Literacy researchers might develop a richer understanding of how literacy practices construct communities and writers within those communities through more detailed attention to what writers do when they write. Very little is currently known about the processes by which individuals are actually composing in digital writing environments. However, in this cultural moment of sweeping social, linguistic, and technological literacy transformations, research on digital composing processes involves unique methodological challenges. Contemporary writing technologies intersect with digital literacy composing processes in ways that require critical ethical and methodological decision-making by literacy researchers at all stages of the research process. In this article, I argue that research on contemporary composing processes provides a crucial window onto literacy as a social practice, and further, that such research poses unique methodological challenges for researchers. Through an examination of Facebook writers’ composing processes, I articulate some of these challenges and offer guidance for future research.
Commentary: Expanding Notions of Acceptable Research Evidence in Educational Technology: A Response to Schrum et al.03/01/2006
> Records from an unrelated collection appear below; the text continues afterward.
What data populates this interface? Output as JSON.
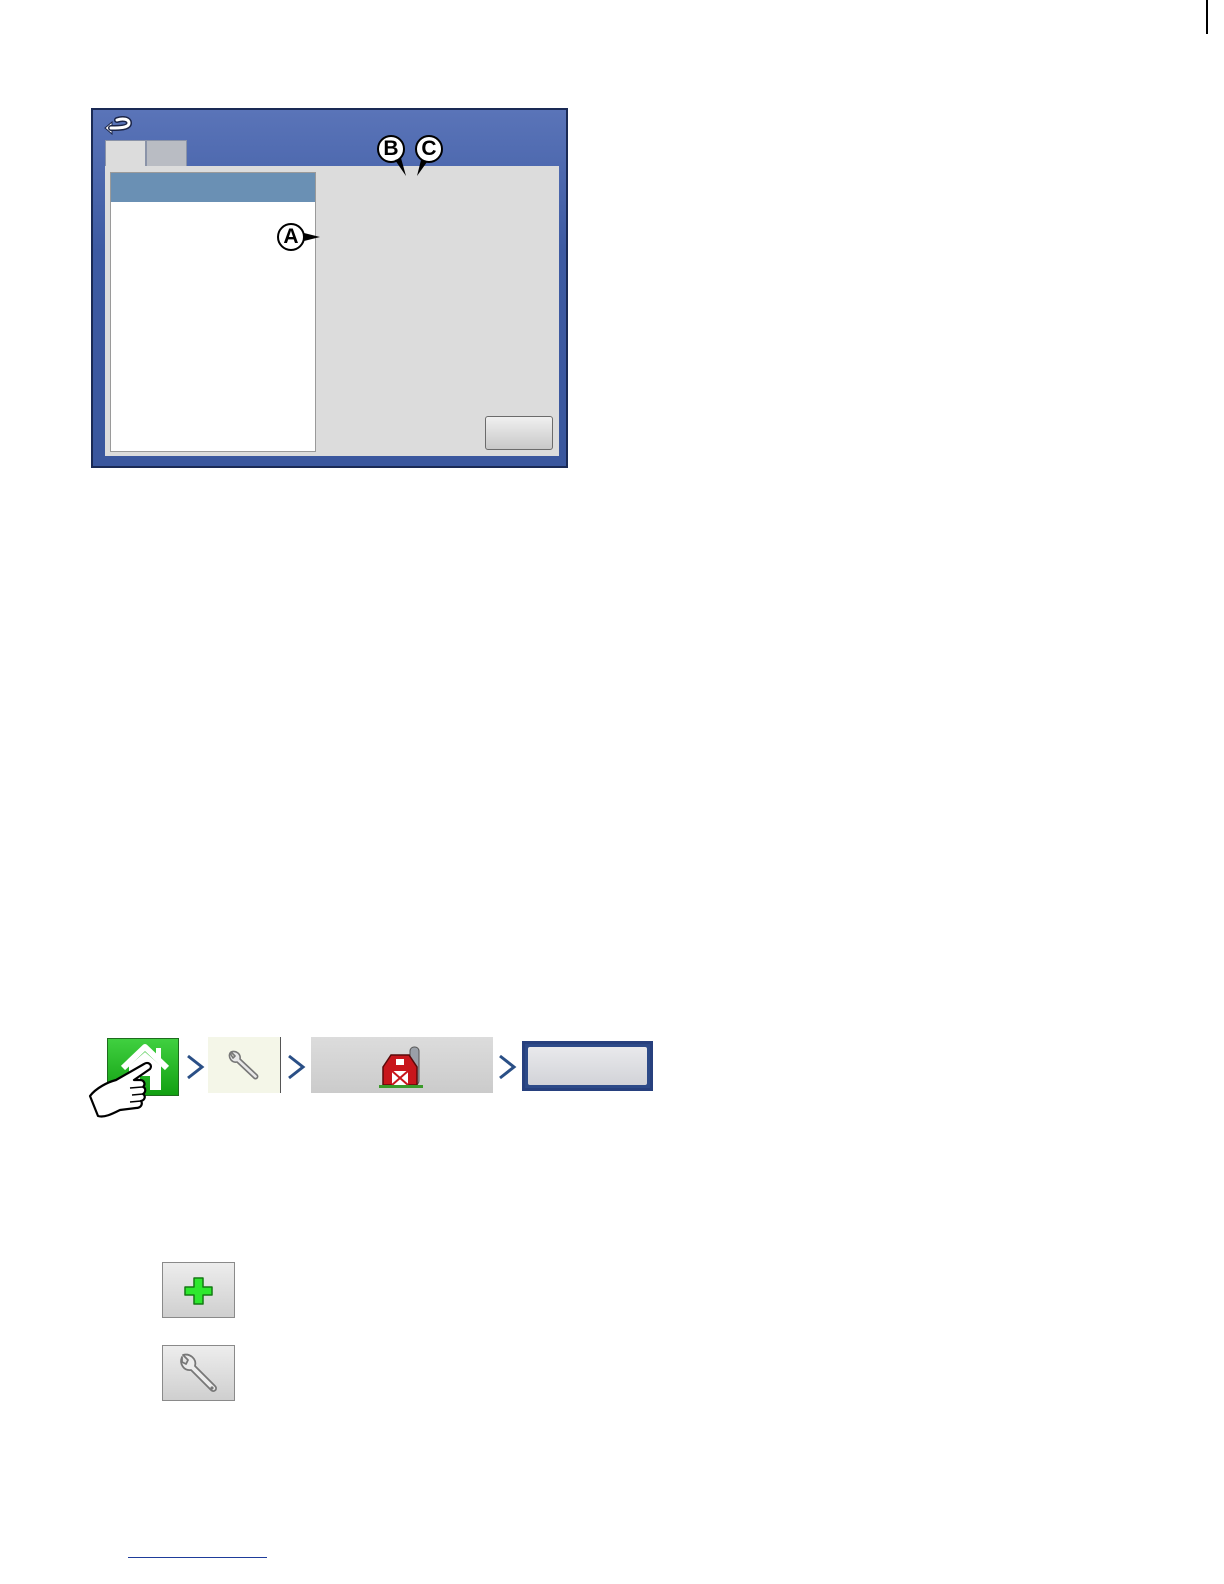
{
  "screenshot": {
    "callouts": {
      "a": "A",
      "b": "B",
      "c": "C"
    }
  },
  "navigation": {
    "steps": [
      "home-icon",
      "wrench-icon",
      "barn-icon",
      "setup-button"
    ]
  },
  "icon_buttons": [
    "plus-icon",
    "wrench-icon"
  ],
  "colors": {
    "screen_frame": "#3d5aa2",
    "list_header": "#6a90b4",
    "home_green": "#22b022",
    "chevron_blue": "#2a4f86"
  }
}
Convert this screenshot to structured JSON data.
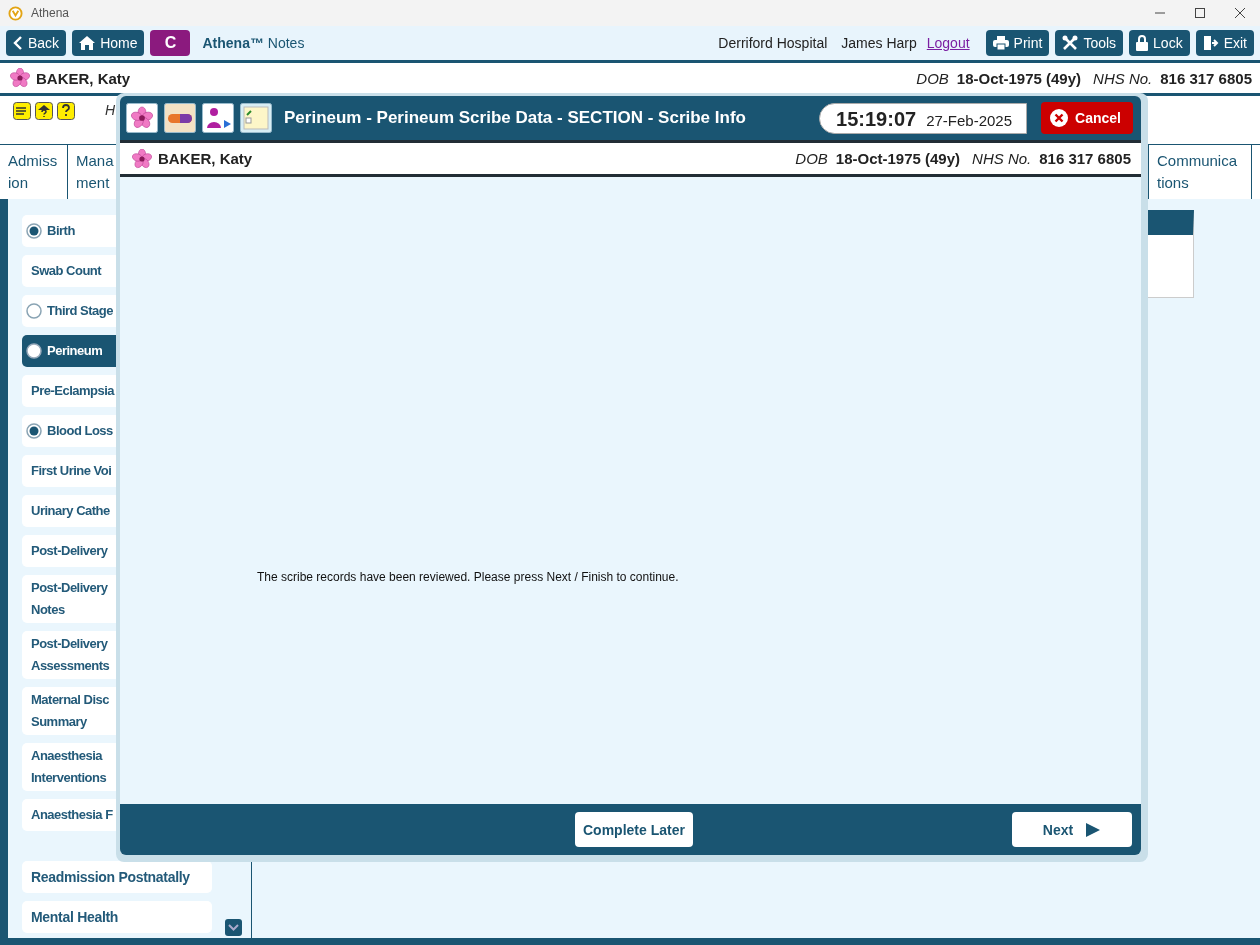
{
  "window": {
    "title": "Athena"
  },
  "toolbar": {
    "left_buttons": [
      {
        "label": "Back"
      },
      {
        "label": "Home"
      }
    ],
    "app_badge": "C",
    "app_name": "Athena™",
    "app_suffix": "Notes",
    "hospital": "Derriford Hospital",
    "user": "James Harp",
    "logout": "Logout",
    "right_buttons": [
      {
        "label": "Print"
      },
      {
        "label": "Tools"
      },
      {
        "label": "Lock"
      },
      {
        "label": "Exit"
      }
    ]
  },
  "patient": {
    "name": "BAKER, Katy",
    "dob_label": "DOB",
    "dob": "18-Oct-1975 (49y)",
    "nhs_label": "NHS No.",
    "nhs": "816 317 6805"
  },
  "header_text": "H",
  "tabs": [
    {
      "lines": [
        "Admiss",
        "ion"
      ]
    },
    {
      "lines": [
        "Mana",
        "ment"
      ]
    },
    {
      "lines": [
        "Communica",
        "tions"
      ]
    }
  ],
  "sidebar": {
    "groups": [
      [
        {
          "label": "Birth",
          "kind": "radio",
          "checked": true,
          "selected": false
        },
        {
          "label": "Swab Count",
          "kind": "plain",
          "selected": false
        },
        {
          "label": "Third Stage",
          "kind": "radio",
          "checked": false,
          "selected": false
        },
        {
          "label": "Perineum",
          "kind": "radio",
          "checked": false,
          "selected": true
        },
        {
          "label": "Pre-Eclampsia",
          "kind": "plain",
          "selected": false
        },
        {
          "label": "Blood Loss",
          "kind": "radio",
          "checked": true,
          "selected": false
        },
        {
          "label": "First Urine Voi",
          "kind": "plain",
          "selected": false
        },
        {
          "label": "Urinary Cathe",
          "kind": "plain",
          "selected": false
        },
        {
          "label": "Post-Delivery",
          "kind": "plain",
          "selected": false
        },
        {
          "label": "Post-Delivery Notes",
          "kind": "plain",
          "selected": false
        },
        {
          "label": "Post-Delivery Assessments",
          "kind": "plain",
          "selected": false
        },
        {
          "label": "Maternal Disc Summary",
          "kind": "plain",
          "selected": false
        },
        {
          "label": "Anaesthesia Interventions",
          "kind": "plain",
          "selected": false
        },
        {
          "label": "Anaesthesia F",
          "kind": "plain",
          "selected": false
        }
      ],
      [
        {
          "label": "Readmission Postnatally",
          "kind": "plain",
          "selected": false
        },
        {
          "label": "Mental Health",
          "kind": "plain",
          "selected": false
        }
      ]
    ]
  },
  "modal": {
    "title": "Perineum - Perineum Scribe Data - SECTION - Scribe Info",
    "time": "15:19:07",
    "date": "27-Feb-2025",
    "cancel": "Cancel",
    "patient": {
      "name": "BAKER, Katy",
      "dob_label": "DOB",
      "dob": "18-Oct-1975 (49y)",
      "nhs_label": "NHS No.",
      "nhs": "816 317 6805"
    },
    "message": "The scribe records have been reviewed. Please press Next / Finish to continue.",
    "buttons": [
      {
        "label": "Complete Later",
        "kind": "plain"
      },
      {
        "label": "Next",
        "kind": "next"
      }
    ]
  }
}
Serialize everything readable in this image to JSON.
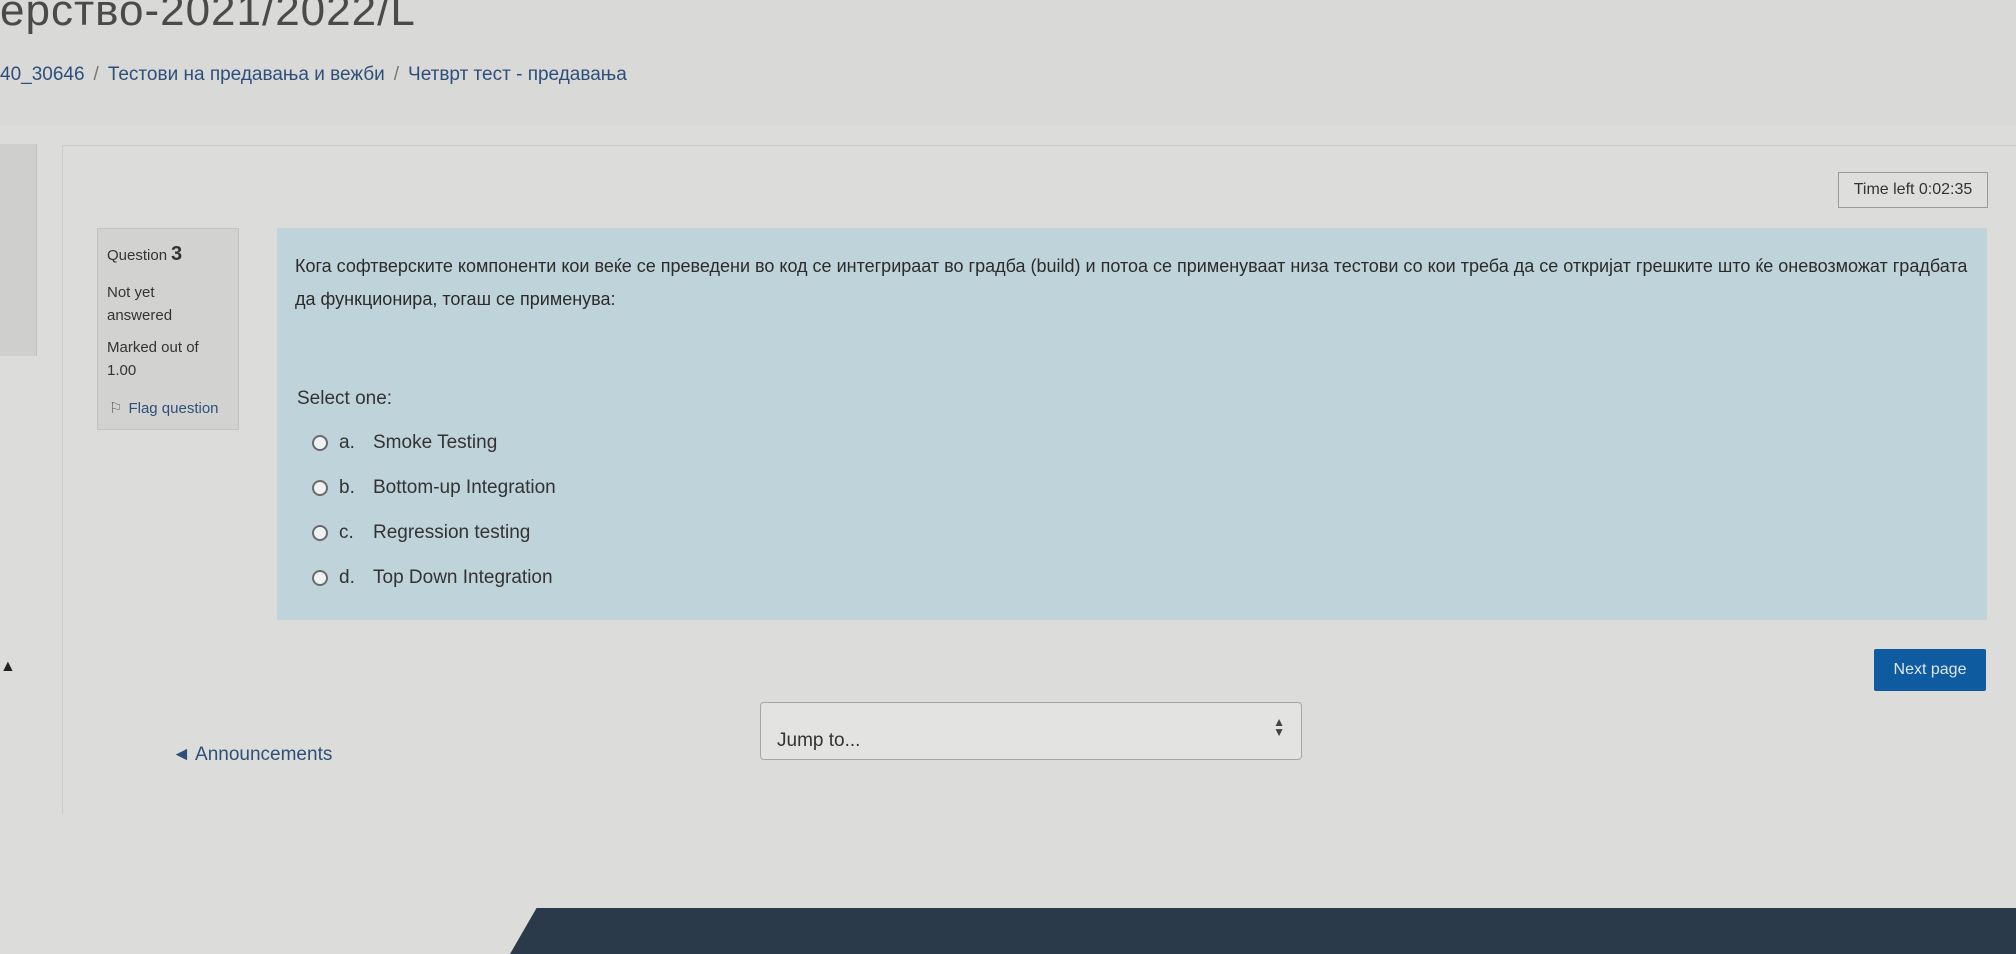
{
  "header": {
    "course_title": "ерство-2021/2022/L",
    "breadcrumb": [
      "40_30646",
      "Тестови на предавања и вежби",
      "Четврт тест - предавања"
    ]
  },
  "timer": {
    "text": "Time left 0:02:35"
  },
  "question_info": {
    "label": "Question",
    "number": "3",
    "state": "Not yet answered",
    "marked_out_of": "Marked out of 1.00",
    "flag_label": "Flag question",
    "flag_icon": "flag-icon"
  },
  "question": {
    "text": "Кога софтверските компоненти кои веќе се преведени во код се интегрираат во градба (build) и потоа се применуваат низа тестови со кои треба да се откријат грешките што ќе оневозможат градбата да функционира, тогаш се применува:",
    "prompt": "Select one:",
    "options": [
      {
        "letter": "a.",
        "text": "Smoke Testing"
      },
      {
        "letter": "b.",
        "text": "Bottom-up Integration"
      },
      {
        "letter": "c.",
        "text": "Regression testing"
      },
      {
        "letter": "d.",
        "text": "Top Down Integration"
      }
    ]
  },
  "navigation": {
    "next_label": "Next page",
    "prev_activity": "◄ Announcements",
    "jump_placeholder": "Jump to..."
  },
  "colors": {
    "question_bg": "#bfd3da",
    "button_bg": "#0f5b9f",
    "link": "#2e4f7a"
  }
}
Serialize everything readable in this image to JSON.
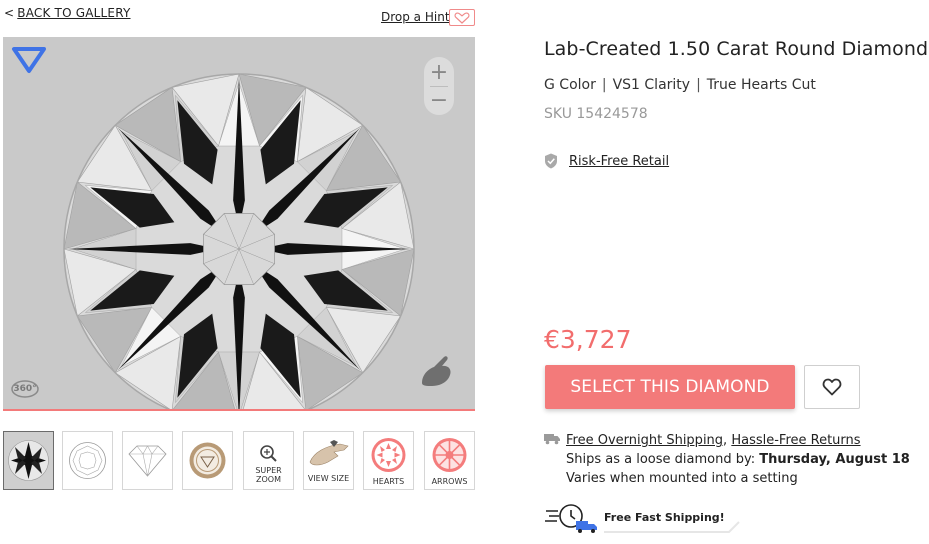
{
  "nav": {
    "back_chevron": "<",
    "back_label": "BACK TO GALLERY",
    "hint_label": "Drop a Hint"
  },
  "viewer": {
    "zoom_in": "+",
    "zoom_out": "−",
    "spin_label": "360°",
    "thumbnails": [
      {
        "name": "thumb-face-up",
        "label": "",
        "active": true
      },
      {
        "name": "thumb-top-diagram",
        "label": ""
      },
      {
        "name": "thumb-profile-diagram",
        "label": ""
      },
      {
        "name": "thumb-certificate",
        "label": ""
      },
      {
        "name": "thumb-super-zoom",
        "label": "SUPER\nZOOM"
      },
      {
        "name": "thumb-view-size",
        "label": "VIEW SIZE"
      },
      {
        "name": "thumb-hearts",
        "label": "HEARTS"
      },
      {
        "name": "thumb-arrows",
        "label": "ARROWS"
      }
    ]
  },
  "product": {
    "title": "Lab-Created 1.50 Carat Round Diamond",
    "color": "G Color",
    "clarity": "VS1 Clarity",
    "cut": "True Hearts Cut",
    "spec_separator": "|",
    "sku": "SKU 15424578",
    "risk_free": "Risk-Free Retail",
    "price": "€3,727",
    "select_label": "SELECT THIS DIAMOND"
  },
  "shipping": {
    "overnight": "Free Overnight Shipping",
    "comma": ",",
    "returns": "Hassle-Free Returns",
    "ships_prefix": "Ships as a loose diamond by: ",
    "ships_date": "Thursday, August 18",
    "mounted_note": "Varies when mounted into a setting",
    "fast_label": "Free Fast Shipping!"
  },
  "colors": {
    "accent": "#f37a7a",
    "price": "#f26d6d",
    "logo_blue": "#3f73e6",
    "viewer_bg": "#cbcbcb"
  },
  "icons": [
    "diamond-logo-icon",
    "heart-outline-icon",
    "plus-icon",
    "minus-icon",
    "spin-360-icon",
    "hand-icon",
    "shield-check-icon",
    "truck-icon",
    "fast-shipping-icon",
    "magnifier-icon"
  ]
}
“Developing Acceptable Evidence in Educational Technology Research” (Schrum et al., 2005) and its precursor editorial, “A Proactive Approach to a Research Agenda for Educational Technology” (Bull, Knezek, Roblyer, Schrum, & Thompson, 2005), are unprecedented collaborative efforts by journal editors to influence research in our field. This response aims to highlight the inherent complexity within each of the four main issues addressed by Schrum et. al. and to expand the conversation. We appreciate both the editors' efforts to be proactive with the problems and solutions as well as their open invitation to comment on their ideas for advancing the field. We look forward to continued dialogue.